Determine ∫ ((8𝑒^(3𝑥) − 𝑒^(2𝑥) + 9)/7𝑒^𝑥) d𝑥.

03:32

### Video Transcript

Determine the indefinite integral of eight times 𝑒 to the power of three 𝑥 minus 𝑒 to the power of two 𝑥 plus nine divided by seven 𝑒 to the power of 𝑥 with respect to 𝑥.

In this question, we’re asked to evaluate the indefinite integral of an exponential expression. And at first, it might look very difficult to evaluate this integral. For example, we might be considering a 𝑢-substitution. However, we should always check if we can simplify our integrand. And we can do this by dividing every term in the numerator by the denominator, where we remember for each term in the numerator, we just need to subtract the exponents of 𝑒. This gives us the indefinite integral of eight over seven times 𝑒 to the power of two 𝑥 minus one-seventh 𝑒 to the power of 𝑥 plus nine over seven times 𝑒 to the power of negative 𝑥 with respect to 𝑥.

Now, we can see we know how to integrate each term in the integrand separately. So, we’re going to split this into three separate integrals. And we can do this because we recall the integral of the sum of functions is equal to the sum of their individual integrals. This gives us the following. We can then simplify each term separately. We’ll take the constant factor outside of each integral. This then gives us eight-sevenths times the indefinite integral of 𝑒 to the power of two 𝑥 with respect to 𝑥 minus one-seventh the indefinite integral of 𝑒 to the power of 𝑥 with respect to 𝑥 plus nine-sevenths the integral of 𝑒 to the power of negative 𝑥 with respect to 𝑥.

We’re now ready to evaluate each of these indefinite integral separately. We can do this by recalling for any real constant 𝑎 not equal to zero, the integral of 𝑒 to the power of 𝑎𝑥 with respect to 𝑥 is one over 𝑎 times 𝑒 to the power of 𝑎𝑥 plus the constant of integration 𝐶. We’ll use this to evaluate each integral separately.

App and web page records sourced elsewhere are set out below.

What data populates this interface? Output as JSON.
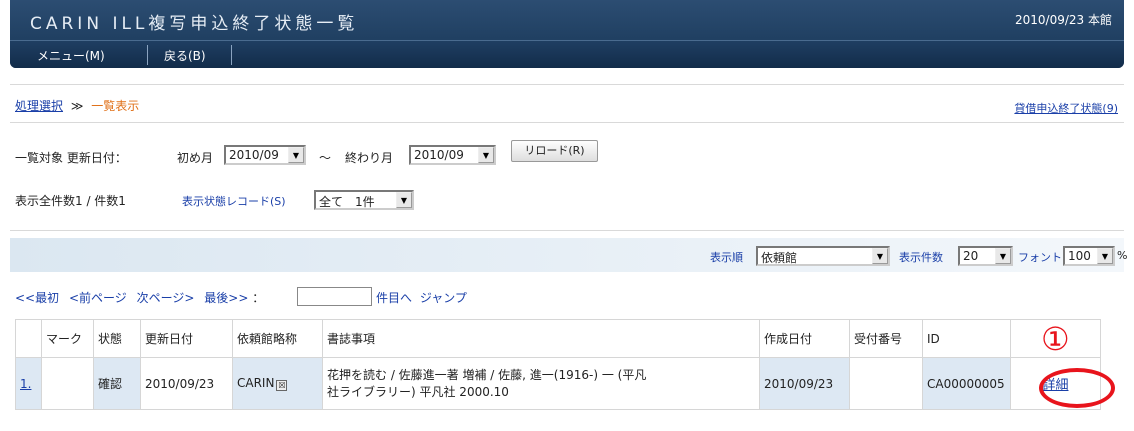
{
  "header": {
    "title": "CARIN ILL複写申込終了状態一覧",
    "date_library": "2010/09/23 本館",
    "menu": [
      {
        "label": "メニュー(M)"
      },
      {
        "label": "戻る(B)"
      }
    ]
  },
  "breadcrumb": {
    "link": "処理選択",
    "separator": "≫",
    "current": "一覧表示",
    "right_link": "貸借申込終了状態(9)"
  },
  "filter": {
    "label": "一覧対象 更新日付：",
    "start_label": "初め月",
    "start_value": "2010/09",
    "tilde": "～",
    "end_label": "終わり月",
    "end_value": "2010/09",
    "reload_label": "リロード(R)"
  },
  "counts": {
    "text": "表示全件数1 / 件数1",
    "status_label": "表示状態レコード(S)",
    "status_value": "全て　1件"
  },
  "sortbar": {
    "order_label": "表示順",
    "order_value": "依頼館",
    "count_label": "表示件数",
    "count_value": "20",
    "font_label": "フォント",
    "font_value": "100",
    "percent": "%"
  },
  "pager": {
    "first": "<<最初",
    "prev": "<前ページ",
    "next": "次ページ>",
    "last": "最後>>",
    "colon": "：",
    "suffix": "件目へ",
    "jump": "ジャンプ"
  },
  "table": {
    "headers": [
      "",
      "マーク",
      "状態",
      "更新日付",
      "依頼館略称",
      "書誌事項",
      "作成日付",
      "受付番号",
      "ID",
      ""
    ],
    "rows": [
      {
        "no": "1.",
        "mark": "",
        "status": "確認",
        "updated": "2010/09/23",
        "library": "CARIN",
        "biblio_line1": "花押を読む / 佐藤進一著 増補 / 佐藤, 進一(1916-) 一 (平凡",
        "biblio_line2": "社ライブラリー) 平凡社 2000.10",
        "created": "2010/09/23",
        "receipt": "",
        "id": "CA00000005",
        "action": "詳細"
      }
    ]
  },
  "annotation": {
    "number": "①"
  },
  "colors": {
    "header_bg": "#1d3d60",
    "link": "#1a3fa8",
    "current_crumb": "#e07018",
    "annotation_red": "#e8141c",
    "row_blue": "#dde8f3"
  }
}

Let’s start with the first integral, the integral of 𝑒 to the power of two 𝑥 with respect to 𝑥. Our value of 𝑎 is two. So, we substitute 𝑎 is two into our integral rule. We get one-half times 𝑒 to the power of two 𝑥. And we need to multiply this by eight over seven. And it’s worth noting since we’re evaluating the sum of multiple indefinite integrals, we’ll get a constant of integration for each of these integrals. We can combine all of these constants into one constant at the end of our expression. So, we don’t need to worry about adding 𝐶 until the end.

Let’s now evaluate our second integral. We know 𝑒 to the power of 𝑥 is the same as 𝑒 to the power of one times 𝑥. So, our value of 𝑎 will be one. Of course, this is somewhat not necessary since we know the integral of 𝑒 to the power of 𝑥 with respect to 𝑥 is just 𝑒 to the power of 𝑥 with respect to 𝑥. However, if we did substitute 𝑎 is equal to one, we would get one over one times 𝑒 to the power of one 𝑥, which is just 𝑒 to the power of 𝑥. So, evaluating our second integral and multiplying by negative one-seventh, we get negative one-seventh 𝑒 to the power of 𝑥.

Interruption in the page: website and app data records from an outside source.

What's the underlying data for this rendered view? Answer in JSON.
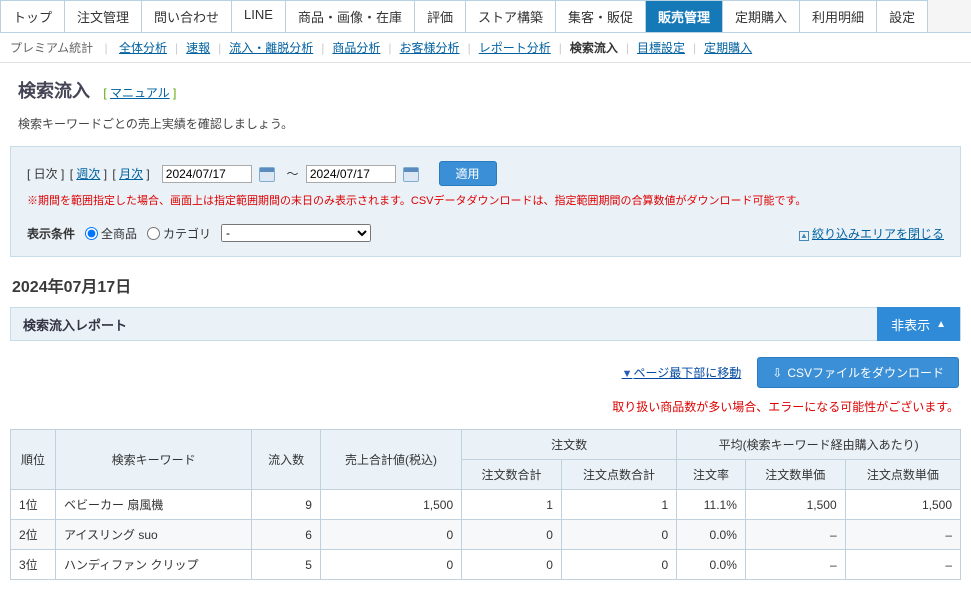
{
  "tabs": [
    "トップ",
    "注文管理",
    "問い合わせ",
    "LINE",
    "商品・画像・在庫",
    "評価",
    "ストア構築",
    "集客・販促",
    "販売管理",
    "定期購入",
    "利用明細",
    "設定"
  ],
  "tabs_active_index": 8,
  "subnav": {
    "premium": "プレミアム統計",
    "items": [
      "全体分析",
      "速報",
      "流入・離脱分析",
      "商品分析",
      "お客様分析",
      "レポート分析",
      "検索流入",
      "目標設定",
      "定期購入"
    ],
    "active_index": 6
  },
  "page": {
    "title": "検索流入",
    "manual_bracket_open": "[",
    "manual": "マニュアル",
    "manual_bracket_close": "]",
    "desc": "検索キーワードごとの売上実績を確認しましょう。"
  },
  "filter": {
    "day": "[ 日次 ]",
    "week": "週次",
    "month": "月次",
    "date_from": "2024/07/17",
    "date_to": "2024/07/17",
    "apply": "適用",
    "note": "※期間を範囲指定した場合、画面上は指定範囲期間の末日のみ表示されます。CSVデータダウンロードは、指定範囲期間の合算数値がダウンロード可能です。",
    "cond_label": "表示条件",
    "radio_all": "全商品",
    "radio_cat": "カテゴリ",
    "cat_placeholder": "-",
    "close": "絞り込みエリアを閉じる"
  },
  "date_heading": "2024年07月17日",
  "report": {
    "title": "検索流入レポート",
    "hide": "非表示",
    "scroll_bottom": "ページ最下部に移動",
    "csv": "CSVファイルをダウンロード",
    "warn": "取り扱い商品数が多い場合、エラーになる可能性がございます。"
  },
  "table": {
    "h_rank": "順位",
    "h_keyword": "検索キーワード",
    "h_inflow": "流入数",
    "h_sales": "売上合計値(税込)",
    "h_orders_group": "注文数",
    "h_orders_total": "注文数合計",
    "h_items_total": "注文点数合計",
    "h_avg_group": "平均(検索キーワード経由購入あたり)",
    "h_order_rate": "注文率",
    "h_order_price": "注文数単価",
    "h_item_price": "注文点数単価",
    "rows": [
      {
        "rank": "1位",
        "kw": "ベビーカー 扇風機",
        "inflow": "9",
        "sales": "1,500",
        "orders": "1",
        "items": "1",
        "rate": "11.1%",
        "oprice": "1,500",
        "iprice": "1,500"
      },
      {
        "rank": "2位",
        "kw": "アイスリング suo",
        "inflow": "6",
        "sales": "0",
        "orders": "0",
        "items": "0",
        "rate": "0.0%",
        "oprice": "–",
        "iprice": "–"
      },
      {
        "rank": "3位",
        "kw": "ハンディファン クリップ",
        "inflow": "5",
        "sales": "0",
        "orders": "0",
        "items": "0",
        "rate": "0.0%",
        "oprice": "–",
        "iprice": "–"
      }
    ]
  }
}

Finally, let’s evaluate the third integral. Our value of 𝑎 is negative one. Substituting 𝑎 is negative one into our integral result gives us one over negative one times 𝑒 to the power of negative 𝑥. We need to multiply this by nine over seven. And remember, we also need to add a constant of integration at the end of this expression. We can then simplify this slightly. One over negative one is just equal to negative one. So, instead of adding this term, we can subtract this term. And we can also notice in the first term, we have a shared factor of two in the numerator and denominator. We can cancel this to get a factor of four over seven.

This then gives us our final answer. The indefinite integral of 𝑒 to the power of three 𝑥 minus 𝑒 to the power two 𝑥 plus nine over seven 𝑒 to the 𝑥 with respect to 𝑥 is equal to four over seven times 𝑒 to the power of two 𝑥 minus 𝑒 to the power of 𝑥 over seven minus nine-sevenths 𝑒 to the power of negative 𝑥 plus the constant of integration 𝐶.